→ **What is being asked**
Write out each line below exactly as it appears.

Component data from apps and pages:
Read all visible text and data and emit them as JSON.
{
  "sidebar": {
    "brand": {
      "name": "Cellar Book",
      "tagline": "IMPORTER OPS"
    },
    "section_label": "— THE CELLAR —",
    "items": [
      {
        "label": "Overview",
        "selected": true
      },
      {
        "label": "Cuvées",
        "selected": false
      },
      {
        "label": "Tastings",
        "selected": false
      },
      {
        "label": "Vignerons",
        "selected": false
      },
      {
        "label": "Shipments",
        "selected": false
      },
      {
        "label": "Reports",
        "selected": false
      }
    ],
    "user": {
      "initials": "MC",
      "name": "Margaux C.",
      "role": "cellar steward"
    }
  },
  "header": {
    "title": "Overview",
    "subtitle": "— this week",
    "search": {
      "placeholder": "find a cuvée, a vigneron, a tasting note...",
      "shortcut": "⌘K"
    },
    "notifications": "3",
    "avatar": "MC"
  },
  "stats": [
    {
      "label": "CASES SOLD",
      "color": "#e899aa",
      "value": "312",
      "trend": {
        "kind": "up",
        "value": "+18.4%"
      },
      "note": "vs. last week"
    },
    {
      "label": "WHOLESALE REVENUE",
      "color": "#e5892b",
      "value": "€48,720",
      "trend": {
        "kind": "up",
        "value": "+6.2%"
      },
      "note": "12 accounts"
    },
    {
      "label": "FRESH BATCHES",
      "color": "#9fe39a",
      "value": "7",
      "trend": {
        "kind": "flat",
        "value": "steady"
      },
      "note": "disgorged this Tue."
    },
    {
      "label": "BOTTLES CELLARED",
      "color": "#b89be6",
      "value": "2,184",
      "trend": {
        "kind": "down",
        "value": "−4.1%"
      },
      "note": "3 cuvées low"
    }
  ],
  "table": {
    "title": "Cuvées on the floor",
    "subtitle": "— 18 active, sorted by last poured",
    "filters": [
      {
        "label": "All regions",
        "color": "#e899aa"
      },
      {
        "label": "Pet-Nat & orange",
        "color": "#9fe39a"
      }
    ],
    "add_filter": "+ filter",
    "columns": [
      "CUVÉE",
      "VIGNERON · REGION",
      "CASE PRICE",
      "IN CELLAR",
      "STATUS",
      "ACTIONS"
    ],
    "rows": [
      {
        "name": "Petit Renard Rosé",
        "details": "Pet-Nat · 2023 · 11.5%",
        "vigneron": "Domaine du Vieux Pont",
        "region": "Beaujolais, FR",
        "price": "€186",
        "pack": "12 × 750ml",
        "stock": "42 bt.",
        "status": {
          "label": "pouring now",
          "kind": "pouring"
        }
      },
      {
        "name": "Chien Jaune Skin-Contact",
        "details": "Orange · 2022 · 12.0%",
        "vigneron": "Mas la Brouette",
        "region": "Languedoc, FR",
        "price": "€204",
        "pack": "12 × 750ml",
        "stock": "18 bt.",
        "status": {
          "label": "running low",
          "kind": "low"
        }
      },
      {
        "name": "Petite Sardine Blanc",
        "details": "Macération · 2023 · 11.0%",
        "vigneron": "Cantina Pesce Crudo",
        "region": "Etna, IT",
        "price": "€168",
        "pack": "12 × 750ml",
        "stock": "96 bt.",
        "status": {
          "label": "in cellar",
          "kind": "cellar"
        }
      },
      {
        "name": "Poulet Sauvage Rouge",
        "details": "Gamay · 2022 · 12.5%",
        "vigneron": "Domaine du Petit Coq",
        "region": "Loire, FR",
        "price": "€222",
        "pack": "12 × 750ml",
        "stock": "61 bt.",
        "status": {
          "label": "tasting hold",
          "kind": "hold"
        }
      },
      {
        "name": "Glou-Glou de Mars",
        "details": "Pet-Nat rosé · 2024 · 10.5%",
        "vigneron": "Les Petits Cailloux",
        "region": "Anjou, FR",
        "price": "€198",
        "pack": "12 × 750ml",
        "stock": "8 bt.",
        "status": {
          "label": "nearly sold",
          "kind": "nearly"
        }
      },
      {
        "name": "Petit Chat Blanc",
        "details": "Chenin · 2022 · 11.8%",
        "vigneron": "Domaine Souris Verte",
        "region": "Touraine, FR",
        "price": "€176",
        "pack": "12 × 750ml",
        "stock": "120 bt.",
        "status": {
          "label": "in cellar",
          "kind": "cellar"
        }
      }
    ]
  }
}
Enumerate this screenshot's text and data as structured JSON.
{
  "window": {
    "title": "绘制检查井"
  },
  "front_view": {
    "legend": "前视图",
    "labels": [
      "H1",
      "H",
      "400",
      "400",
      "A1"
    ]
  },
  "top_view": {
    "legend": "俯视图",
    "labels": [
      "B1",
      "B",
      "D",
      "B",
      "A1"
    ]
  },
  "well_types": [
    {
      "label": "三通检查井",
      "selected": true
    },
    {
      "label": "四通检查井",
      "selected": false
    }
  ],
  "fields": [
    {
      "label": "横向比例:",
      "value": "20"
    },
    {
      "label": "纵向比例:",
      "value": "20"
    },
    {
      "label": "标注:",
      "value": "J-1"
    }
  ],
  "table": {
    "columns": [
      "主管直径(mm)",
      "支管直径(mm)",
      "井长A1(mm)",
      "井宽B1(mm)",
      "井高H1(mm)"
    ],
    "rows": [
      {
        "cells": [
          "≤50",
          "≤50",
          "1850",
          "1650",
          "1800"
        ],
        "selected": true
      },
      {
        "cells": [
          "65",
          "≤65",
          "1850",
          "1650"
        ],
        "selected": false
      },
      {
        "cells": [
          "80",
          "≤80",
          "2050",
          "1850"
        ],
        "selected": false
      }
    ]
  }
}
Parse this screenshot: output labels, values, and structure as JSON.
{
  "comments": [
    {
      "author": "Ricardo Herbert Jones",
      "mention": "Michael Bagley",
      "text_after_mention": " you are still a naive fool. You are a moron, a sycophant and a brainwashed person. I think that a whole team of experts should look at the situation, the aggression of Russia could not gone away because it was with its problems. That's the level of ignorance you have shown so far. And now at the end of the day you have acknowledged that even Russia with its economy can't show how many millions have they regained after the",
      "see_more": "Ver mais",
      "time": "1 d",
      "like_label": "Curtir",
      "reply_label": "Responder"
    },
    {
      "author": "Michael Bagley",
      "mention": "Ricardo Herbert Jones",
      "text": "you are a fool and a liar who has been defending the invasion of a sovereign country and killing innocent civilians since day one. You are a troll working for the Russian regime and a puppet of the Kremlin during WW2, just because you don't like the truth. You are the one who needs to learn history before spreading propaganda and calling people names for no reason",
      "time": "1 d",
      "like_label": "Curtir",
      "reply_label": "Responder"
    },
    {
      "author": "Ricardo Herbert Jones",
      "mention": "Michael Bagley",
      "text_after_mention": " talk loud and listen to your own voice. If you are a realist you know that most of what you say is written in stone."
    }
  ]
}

→ **Exercise solution**
Read all visible text and data and emit them as JSON.
{
  "sidebar": {
    "brand": {
      "name": "Cellar Book",
      "tagline": "IMPORTER OPS"
    },
    "section_label": "— THE CELLAR —",
    "items": [
      {
        "label": "Overview",
        "selected": true
      },
      {
        "label": "Cuvées",
        "selected": false
      },
      {
        "label": "Tastings",
        "selected": false
      },
      {
        "label": "Vignerons",
        "selected": false
      },
      {
        "label": "Shipments",
        "selected": false
      },
      {
        "label": "Reports",
        "selected": false
      }
    ],
    "user": {
      "initials": "MC",
      "name": "Margaux C.",
      "role": "cellar steward"
    }
  },
  "header": {
    "title": "Overview",
    "subtitle": "— this week",
    "search": {
      "placeholder": "find a cuvée, a vigneron, a tasting note...",
      "shortcut": "⌘K"
    },
    "notifications": "3",
    "avatar": "MC"
  },
  "stats": [
    {
      "label": "CASES SOLD",
      "color": "#e899aa",
      "value": "312",
      "trend": {
        "kind": "up",
        "value": "+18.4%"
      },
      "note": "vs. last week"
    },
    {
      "label": "WHOLESALE REVENUE",
      "color": "#e5892b",
      "value": "€48,720",
      "trend": {
        "kind": "up",
        "value": "+6.2%"
      },
      "note": "12 accounts"
    },
    {
      "label": "FRESH BATCHES",
      "color": "#9fe39a",
      "value": "7",
      "trend": {
        "kind": "flat",
        "value": "steady"
      },
      "note": "disgorged this Tue."
    },
    {
      "label": "BOTTLES CELLARED",
      "color": "#b89be6",
      "value": "2,184",
      "trend": {
        "kind": "down",
        "value": "−4.1%"
      },
      "note": "3 cuvées low"
    }
  ],
  "table": {
    "title": "Cuvées on the floor",
    "subtitle": "— 18 active, sorted by last poured",
    "filters": [
      {
        "label": "All regions",
        "color": "#e899aa"
      },
      {
        "label": "Pet-Nat & orange",
        "color": "#9fe39a"
      }
    ],
    "add_filter": "+ filter",
    "columns": [
      "CUVÉE",
      "VIGNERON · REGION",
      "CASE PRICE",
      "IN CELLAR",
      "STATUS",
      "ACTIONS"
    ],
    "rows": [
      {
        "name": "Petit Renard Rosé",
        "details": "Pet-Nat · 2023 · 11.5%",
        "vigneron": "Domaine du Vieux Pont",
        "region": "Beaujolais, FR",
        "price": "€186",
        "pack": "12 × 750ml",
        "stock": "42 bt.",
        "status": {
          "label": "pouring now",
          "kind": "pouring"
        }
      },
      {
        "name": "Chien Jaune Skin-Contact",
        "details": "Orange · 2022 · 12.0%",
        "vigneron": "Mas la Brouette",
        "region": "Languedoc, FR",
        "price": "€204",
        "pack": "12 × 750ml",
        "stock": "18 bt.",
        "status": {
          "label": "running low",
          "kind": "low"
        }
      },
      {
        "name": "Petite Sardine Blanc",
        "details": "Macération · 2023 · 11.0%",
        "vigneron": "Cantina Pesce Crudo",
        "region": "Etna, IT",
        "price": "€168",
        "pack": "12 × 750ml",
        "stock": "96 bt.",
        "status": {
          "label": "in cellar",
          "kind": "cellar"
        }
      },
      {
        "name": "Poulet Sauvage Rouge",
        "details": "Gamay · 2022 · 12.5%",
        "vigneron": "Domaine du Petit Coq",
        "region": "Loire, FR",
        "price": "€222",
        "pack": "12 × 750ml",
        "stock": "61 bt.",
        "status": {
          "label": "tasting hold",
          "kind": "hold"
        }
      },
      {
        "name": "Glou-Glou de Mars",
        "details": "Pet-Nat rosé · 2024 · 10.5%",
        "vigneron": "Les Petits Cailloux",
        "region": "Anjou, FR",
        "price": "€198",
        "pack": "12 × 750ml",
        "stock": "8 bt.",
        "status": {
          "label": "nearly sold",
          "kind": "nearly"
        }
      },
      {
        "name": "Petit Chat Blanc",
        "details": "Chenin · 2022 · 11.8%",
        "vigneron": "Domaine Souris Verte",
        "region": "Touraine, FR",
        "price": "€176",
        "pack": "12 × 750ml",
        "stock": "120 bt.",
        "status": {
          "label": "in cellar",
          "kind": "cellar"
        }
      }
    ]
  }
}
Enumerate this screenshot's text and data as structured JSON.
{
  "window": {
    "title": "绘制检查井"
  },
  "front_view": {
    "legend": "前视图",
    "labels": [
      "H1",
      "H",
      "400",
      "400",
      "A1"
    ]
  },
  "top_view": {
    "legend": "俯视图",
    "labels": [
      "B1",
      "B",
      "D",
      "B",
      "A1"
    ]
  },
  "well_types": [
    {
      "label": "三通检查井",
      "selected": true
    },
    {
      "label": "四通检查井",
      "selected": false
    }
  ],
  "fields": [
    {
      "label": "横向比例:",
      "value": "20"
    },
    {
      "label": "纵向比例:",
      "value": "20"
    },
    {
      "label": "标注:",
      "value": "J-1"
    }
  ],
  "table": {
    "columns": [
      "主管直径(mm)",
      "支管直径(mm)",
      "井长A1(mm)",
      "井宽B1(mm)",
      "井高H1(mm)"
    ],
    "rows": [
      {
        "cells": [
          "≤50",
          "≤50",
          "1850",
          "1650",
          "1800"
        ],
        "selected": true
      },
      {
        "cells": [
          "65",
          "≤65",
          "1850",
          "1650"
        ],
        "selected": false
      },
      {
        "cells": [
          "80",
          "≤80",
          "2050",
          "1850"
        ],
        "selected": false
      }
    ]
  }
}
Parse this screenshot: output labels, values, and structure as JSON.
{
  "comments": [
    {
      "author": "Ricardo Herbert Jones",
      "mention": "Michael Bagley",
      "text_after_mention": " you are still a naive fool. You are a moron, a sycophant and a brainwashed person. I think that a whole team of experts should look at the situation, the aggression of Russia could not gone away because it was with its problems. That's the level of ignorance you have shown so far. And now at the end of the day you have acknowledged that even Russia with its economy can't show how many millions have they regained after the",
      "see_more": "Ver mais",
      "time": "1 d",
      "like_label": "Curtir",
      "reply_label": "Responder"
    },
    {
      "author": "Michael Bagley",
      "mention": "Ricardo Herbert Jones",
      "text": "you are a fool and a liar who has been defending the invasion of a sovereign country and killing innocent civilians since day one. You are a troll working for the Russian regime and a puppet of the Kremlin during WW2, just because you don't like the truth. You are the one who needs to learn history before spreading propaganda and calling people names for no reason",
      "time": "1 d",
      "like_label": "Curtir",
      "reply_label": "Responder"
    },
    {
      "author": "Ricardo Herbert Jones",
      "mention": "Michael Bagley",
      "text_after_mention": " talk loud and listen to your own voice. If you are a realist you know that most of what you say is written in stone."
    }
  ]
}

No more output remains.